What I really want to try to achieve here is to make Mars seem possible – like it’s something we can achieve in our lifetimes.
There are two fundamental paths facing humanity today: one is that we stay on Earth forever and then there will be an inevitable extinction event, whereas the alternative is to become a spacefaring civilization, and a multi-planetary species.
To achieve this goal, a multi-stage launch and transport system, including a reusable booster – like the Falcon 9, which SpaceX has already successfully tested – will be utilised, only it will be much larger than the Falcon 9.
The booster, and the interplanetary module on top of it, would be nearly as long as two Boeing 747 aircraft. It will initially carry up to 100 passengers (you can see a computer simulation of this below).
The first ship to go to Mars will be named Heart of Gold as a tribute to the ship powered by an infinite improbability drive from Douglas Adams’ science fiction novel ‘The Hitchhiker’s Guide to the Galaxy’.
Similar modules, also launched using reusable boosters, would remain in Earth’s orbit to refuel the interplanetary craft to be able to embark on multiple trips, including to other parts of the solar system such as Enceladus, a moon of Saturn on which Nasa’s Cassini mission recently found evidence of a polar subsurface water ocean that could harbour life.
We’re also devising a system by which fuel could be synthesised on Mars from water and carbon dioxide in order to fuel return journeys to Earth.
The current cost of sending someone to Mars is estimated at around $10bn per person. There will be price improvements over time because of the reusability of the spacecraft, in-orbit refuelling and on-Mars propellant production that will reduce that cost by orders of magnitude.
Wow – it certainly sounds like he knows what he’s talking about and he’s going to make it happen, doesn’t he?
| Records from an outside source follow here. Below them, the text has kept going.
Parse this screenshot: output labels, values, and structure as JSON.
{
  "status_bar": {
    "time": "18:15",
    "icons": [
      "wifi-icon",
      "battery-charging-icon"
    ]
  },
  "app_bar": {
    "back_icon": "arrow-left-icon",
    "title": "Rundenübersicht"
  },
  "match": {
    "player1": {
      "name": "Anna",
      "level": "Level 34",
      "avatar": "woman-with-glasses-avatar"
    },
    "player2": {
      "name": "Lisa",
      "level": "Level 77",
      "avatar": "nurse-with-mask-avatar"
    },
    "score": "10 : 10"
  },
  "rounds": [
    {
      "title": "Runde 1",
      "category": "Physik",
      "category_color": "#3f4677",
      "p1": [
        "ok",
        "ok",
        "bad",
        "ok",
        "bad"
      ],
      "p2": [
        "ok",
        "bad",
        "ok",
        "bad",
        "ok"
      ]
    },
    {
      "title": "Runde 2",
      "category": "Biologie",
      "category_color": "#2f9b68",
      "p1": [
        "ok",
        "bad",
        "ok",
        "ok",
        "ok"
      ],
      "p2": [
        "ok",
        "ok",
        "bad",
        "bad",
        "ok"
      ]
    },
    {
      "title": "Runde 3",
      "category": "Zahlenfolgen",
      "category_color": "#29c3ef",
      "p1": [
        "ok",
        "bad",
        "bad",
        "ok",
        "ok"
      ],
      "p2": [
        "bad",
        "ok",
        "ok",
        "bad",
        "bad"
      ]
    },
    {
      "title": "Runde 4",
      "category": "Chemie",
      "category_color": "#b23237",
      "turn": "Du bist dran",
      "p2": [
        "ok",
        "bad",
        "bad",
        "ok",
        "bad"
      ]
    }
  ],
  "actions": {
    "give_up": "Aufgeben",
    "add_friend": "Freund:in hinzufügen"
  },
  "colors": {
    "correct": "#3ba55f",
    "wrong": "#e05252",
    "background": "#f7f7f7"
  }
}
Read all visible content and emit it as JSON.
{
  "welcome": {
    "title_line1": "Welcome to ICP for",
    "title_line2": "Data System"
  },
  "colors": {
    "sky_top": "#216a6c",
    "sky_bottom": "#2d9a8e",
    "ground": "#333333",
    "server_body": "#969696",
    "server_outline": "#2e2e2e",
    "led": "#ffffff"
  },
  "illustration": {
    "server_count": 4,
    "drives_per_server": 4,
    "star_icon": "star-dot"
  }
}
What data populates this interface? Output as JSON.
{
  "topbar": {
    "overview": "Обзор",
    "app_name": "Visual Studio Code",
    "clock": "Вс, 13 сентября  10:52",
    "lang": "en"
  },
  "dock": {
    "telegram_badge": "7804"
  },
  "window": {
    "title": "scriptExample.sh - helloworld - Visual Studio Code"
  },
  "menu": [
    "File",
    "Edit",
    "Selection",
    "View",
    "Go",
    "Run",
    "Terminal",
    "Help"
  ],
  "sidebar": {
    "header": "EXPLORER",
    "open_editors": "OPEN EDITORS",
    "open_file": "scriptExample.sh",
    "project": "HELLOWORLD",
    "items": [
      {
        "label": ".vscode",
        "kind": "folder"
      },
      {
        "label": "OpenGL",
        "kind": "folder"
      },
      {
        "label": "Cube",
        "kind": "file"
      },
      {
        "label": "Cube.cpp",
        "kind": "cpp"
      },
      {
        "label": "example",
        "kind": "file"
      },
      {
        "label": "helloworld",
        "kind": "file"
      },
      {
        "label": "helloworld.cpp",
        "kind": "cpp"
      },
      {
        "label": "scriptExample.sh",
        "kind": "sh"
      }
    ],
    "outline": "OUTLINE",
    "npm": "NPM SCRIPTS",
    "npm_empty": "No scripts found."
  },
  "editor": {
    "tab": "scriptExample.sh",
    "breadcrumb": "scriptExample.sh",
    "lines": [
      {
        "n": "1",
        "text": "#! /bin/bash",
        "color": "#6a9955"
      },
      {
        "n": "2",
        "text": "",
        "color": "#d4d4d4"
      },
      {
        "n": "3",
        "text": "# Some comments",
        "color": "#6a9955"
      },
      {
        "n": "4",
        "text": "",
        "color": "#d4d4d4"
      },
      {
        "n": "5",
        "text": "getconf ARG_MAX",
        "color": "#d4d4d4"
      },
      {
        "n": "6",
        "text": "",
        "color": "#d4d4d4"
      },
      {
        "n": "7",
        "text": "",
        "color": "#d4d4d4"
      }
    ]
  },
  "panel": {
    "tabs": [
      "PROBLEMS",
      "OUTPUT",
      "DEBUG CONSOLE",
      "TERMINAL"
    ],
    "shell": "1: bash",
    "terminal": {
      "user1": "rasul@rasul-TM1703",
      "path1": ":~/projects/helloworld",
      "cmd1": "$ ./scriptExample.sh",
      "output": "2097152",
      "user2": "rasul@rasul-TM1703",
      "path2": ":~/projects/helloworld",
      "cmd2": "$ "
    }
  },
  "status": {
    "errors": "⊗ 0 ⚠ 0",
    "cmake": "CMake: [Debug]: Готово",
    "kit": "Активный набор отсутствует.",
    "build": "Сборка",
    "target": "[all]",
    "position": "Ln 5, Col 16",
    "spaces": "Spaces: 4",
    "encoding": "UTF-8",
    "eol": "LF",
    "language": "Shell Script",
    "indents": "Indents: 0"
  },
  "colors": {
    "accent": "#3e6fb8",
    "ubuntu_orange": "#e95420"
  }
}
Unfortunately Musk didn’t really address how the astronomical cost of his mission was going to be funded, although he did mention some revenue streams including sending cargo and astronauts to the International Space Station and launching satellites, as well as three sections mysteriously labelled ‘Kickstarter, Profit and Stealing Underpants’ that he didn’t discuss. Sounds like he knows what he’s doing in that respect too then.
This does beg the question though, what’s going to happen to those other people that were competing in a Big Brother style reality show to be the first people on Mars? Was that all just one giant hoax?